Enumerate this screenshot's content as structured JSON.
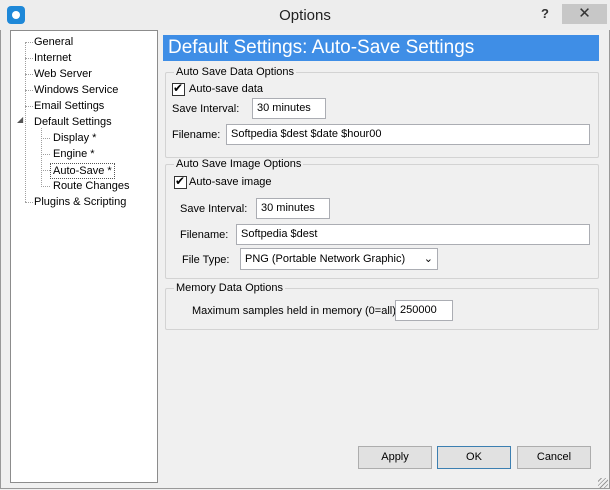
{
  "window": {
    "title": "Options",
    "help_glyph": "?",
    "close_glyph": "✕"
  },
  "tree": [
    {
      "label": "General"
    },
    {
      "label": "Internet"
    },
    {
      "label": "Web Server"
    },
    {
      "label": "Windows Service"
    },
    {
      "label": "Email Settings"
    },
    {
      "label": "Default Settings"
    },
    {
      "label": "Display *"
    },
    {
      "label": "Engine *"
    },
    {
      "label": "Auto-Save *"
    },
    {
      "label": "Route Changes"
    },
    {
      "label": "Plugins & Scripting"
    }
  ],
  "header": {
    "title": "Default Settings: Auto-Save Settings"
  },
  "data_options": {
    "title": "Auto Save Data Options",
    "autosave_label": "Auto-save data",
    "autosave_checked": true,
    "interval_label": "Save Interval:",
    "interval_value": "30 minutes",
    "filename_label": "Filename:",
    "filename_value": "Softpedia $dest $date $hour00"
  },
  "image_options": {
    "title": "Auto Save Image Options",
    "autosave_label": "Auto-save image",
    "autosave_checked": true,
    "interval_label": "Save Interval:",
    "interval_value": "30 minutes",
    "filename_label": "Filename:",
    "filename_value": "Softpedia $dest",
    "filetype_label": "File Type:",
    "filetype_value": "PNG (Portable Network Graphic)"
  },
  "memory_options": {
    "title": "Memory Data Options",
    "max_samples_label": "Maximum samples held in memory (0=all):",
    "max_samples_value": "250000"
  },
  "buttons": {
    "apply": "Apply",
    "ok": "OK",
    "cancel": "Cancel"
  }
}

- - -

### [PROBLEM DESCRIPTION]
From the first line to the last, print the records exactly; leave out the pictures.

### [FINAL ANSWER]
Enumerate this screenshot's content as structured JSON.
{
  "window": {
    "title": "Options",
    "help_glyph": "?",
    "close_glyph": "✕"
  },
  "tree": [
    {
      "label": "General"
    },
    {
      "label": "Internet"
    },
    {
      "label": "Web Server"
    },
    {
      "label": "Windows Service"
    },
    {
      "label": "Email Settings"
    },
    {
      "label": "Default Settings"
    },
    {
      "label": "Display *"
    },
    {
      "label": "Engine *"
    },
    {
      "label": "Auto-Save *"
    },
    {
      "label": "Route Changes"
    },
    {
      "label": "Plugins & Scripting"
    }
  ],
  "header": {
    "title": "Default Settings: Auto-Save Settings"
  },
  "data_options": {
    "title": "Auto Save Data Options",
    "autosave_label": "Auto-save data",
    "autosave_checked": true,
    "interval_label": "Save Interval:",
    "interval_value": "30 minutes",
    "filename_label": "Filename:",
    "filename_value": "Softpedia $dest $date $hour00"
  },
  "image_options": {
    "title": "Auto Save Image Options",
    "autosave_label": "Auto-save image",
    "autosave_checked": true,
    "interval_label": "Save Interval:",
    "interval_value": "30 minutes",
    "filename_label": "Filename:",
    "filename_value": "Softpedia $dest",
    "filetype_label": "File Type:",
    "filetype_value": "PNG (Portable Network Graphic)"
  },
  "memory_options": {
    "title": "Memory Data Options",
    "max_samples_label": "Maximum samples held in memory (0=all):",
    "max_samples_value": "250000"
  },
  "buttons": {
    "apply": "Apply",
    "ok": "OK",
    "cancel": "Cancel"
  }
}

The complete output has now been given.